■ **Exercise objective**
Each record is to be printed again exactly, though not its pictures.

↓

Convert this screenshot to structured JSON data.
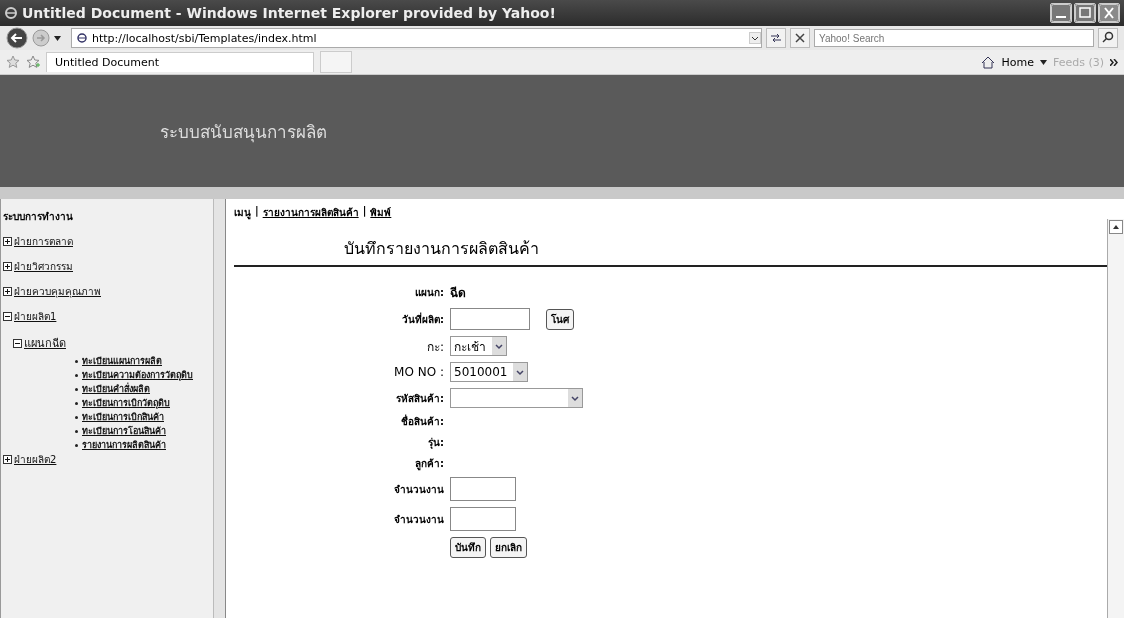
{
  "window": {
    "title": "Untitled Document - Windows Internet Explorer provided by Yahoo!"
  },
  "address_bar": {
    "value": "http://localhost/sbi/Templates/index.html"
  },
  "search": {
    "placeholder": "Yahoo! Search"
  },
  "tab": {
    "label": "Untitled Document"
  },
  "command_bar": {
    "home": "Home",
    "feeds": "Feeds (3)"
  },
  "header": {
    "title": "ระบบสนับสนุนการผลิต"
  },
  "sidebar": {
    "heading": "ระบบการทำงาน",
    "items": [
      {
        "label": "ฝ่ายการตลาด",
        "expanded": false
      },
      {
        "label": "ฝ่ายวิศวกรรม",
        "expanded": false
      },
      {
        "label": "ฝ่ายควบคุมคุณภาพ",
        "expanded": false
      },
      {
        "label": "ฝ่ายผลิต1",
        "expanded": true,
        "children": [
          {
            "label": "แผนกฉีด",
            "expanded": true,
            "children": [
              {
                "label": "ทะเบียนแผนการผลิต"
              },
              {
                "label": "ทะเบียนความต้องการวัตถุดิบ"
              },
              {
                "label": "ทะเบียนคำสั่งผลิต"
              },
              {
                "label": "ทะเบียนการเบิกวัตถุดิบ"
              },
              {
                "label": "ทะเบียนการเบิกสินค้า"
              },
              {
                "label": "ทะเบียนการโอนสินค้า"
              },
              {
                "label": "รายงานการผลิตสินค้า"
              }
            ]
          }
        ]
      },
      {
        "label": "ฝ่ายผลิต2",
        "expanded": false
      }
    ]
  },
  "breadcrumb": [
    {
      "label": "เมนู",
      "kind": "text"
    },
    {
      "label": "|",
      "kind": "separator"
    },
    {
      "label": "รายงานการผลิตสินค้า",
      "kind": "link"
    },
    {
      "label": "|",
      "kind": "separator"
    },
    {
      "label": "พิมพ์",
      "kind": "link"
    }
  ],
  "form": {
    "title": "บันทึกรายงานการผลิตสินค้า",
    "fields": [
      {
        "kind": "static",
        "label": "แผนก:",
        "value": "ฉีด"
      },
      {
        "kind": "date",
        "label": "วันที่ผลิต:",
        "button": "โนศ"
      },
      {
        "kind": "select",
        "label": "กะ:",
        "value": "กะเช้า"
      },
      {
        "kind": "select",
        "label": "MO NO :",
        "value": "5010001"
      },
      {
        "kind": "wideselect",
        "label": "รหัสสินค้า:"
      },
      {
        "kind": "static",
        "label": "ชื่อสินค้า:"
      },
      {
        "kind": "static",
        "label": "รุ่น:"
      },
      {
        "kind": "static",
        "label": "ลูกค้า:"
      },
      {
        "kind": "input",
        "label": "จำนวนงาน"
      },
      {
        "kind": "input",
        "label": "จำนวนงาน"
      }
    ],
    "buttons": [
      "บันทึก",
      "ยกเลิก"
    ]
  }
}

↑

■ **Response to the exercise**
Convert this screenshot to structured JSON data.
{
  "window": {
    "title": "Untitled Document - Windows Internet Explorer provided by Yahoo!"
  },
  "address_bar": {
    "value": "http://localhost/sbi/Templates/index.html"
  },
  "search": {
    "placeholder": "Yahoo! Search"
  },
  "tab": {
    "label": "Untitled Document"
  },
  "command_bar": {
    "home": "Home",
    "feeds": "Feeds (3)"
  },
  "header": {
    "title": "ระบบสนับสนุนการผลิต"
  },
  "sidebar": {
    "heading": "ระบบการทำงาน",
    "items": [
      {
        "label": "ฝ่ายการตลาด",
        "expanded": false
      },
      {
        "label": "ฝ่ายวิศวกรรม",
        "expanded": false
      },
      {
        "label": "ฝ่ายควบคุมคุณภาพ",
        "expanded": false
      },
      {
        "label": "ฝ่ายผลิต1",
        "expanded": true,
        "children": [
          {
            "label": "แผนกฉีด",
            "expanded": true,
            "children": [
              {
                "label": "ทะเบียนแผนการผลิต"
              },
              {
                "label": "ทะเบียนความต้องการวัตถุดิบ"
              },
              {
                "label": "ทะเบียนคำสั่งผลิต"
              },
              {
                "label": "ทะเบียนการเบิกวัตถุดิบ"
              },
              {
                "label": "ทะเบียนการเบิกสินค้า"
              },
              {
                "label": "ทะเบียนการโอนสินค้า"
              },
              {
                "label": "รายงานการผลิตสินค้า"
              }
            ]
          }
        ]
      },
      {
        "label": "ฝ่ายผลิต2",
        "expanded": false
      }
    ]
  },
  "breadcrumb": [
    {
      "label": "เมนู",
      "kind": "text"
    },
    {
      "label": "|",
      "kind": "separator"
    },
    {
      "label": "รายงานการผลิตสินค้า",
      "kind": "link"
    },
    {
      "label": "|",
      "kind": "separator"
    },
    {
      "label": "พิมพ์",
      "kind": "link"
    }
  ],
  "form": {
    "title": "บันทึกรายงานการผลิตสินค้า",
    "fields": [
      {
        "kind": "static",
        "label": "แผนก:",
        "value": "ฉีด"
      },
      {
        "kind": "date",
        "label": "วันที่ผลิต:",
        "button": "โนศ"
      },
      {
        "kind": "select",
        "label": "กะ:",
        "value": "กะเช้า"
      },
      {
        "kind": "select",
        "label": "MO NO :",
        "value": "5010001"
      },
      {
        "kind": "wideselect",
        "label": "รหัสสินค้า:"
      },
      {
        "kind": "static",
        "label": "ชื่อสินค้า:"
      },
      {
        "kind": "static",
        "label": "รุ่น:"
      },
      {
        "kind": "static",
        "label": "ลูกค้า:"
      },
      {
        "kind": "input",
        "label": "จำนวนงาน"
      },
      {
        "kind": "input",
        "label": "จำนวนงาน"
      }
    ],
    "buttons": [
      "บันทึก",
      "ยกเลิก"
    ]
  }
}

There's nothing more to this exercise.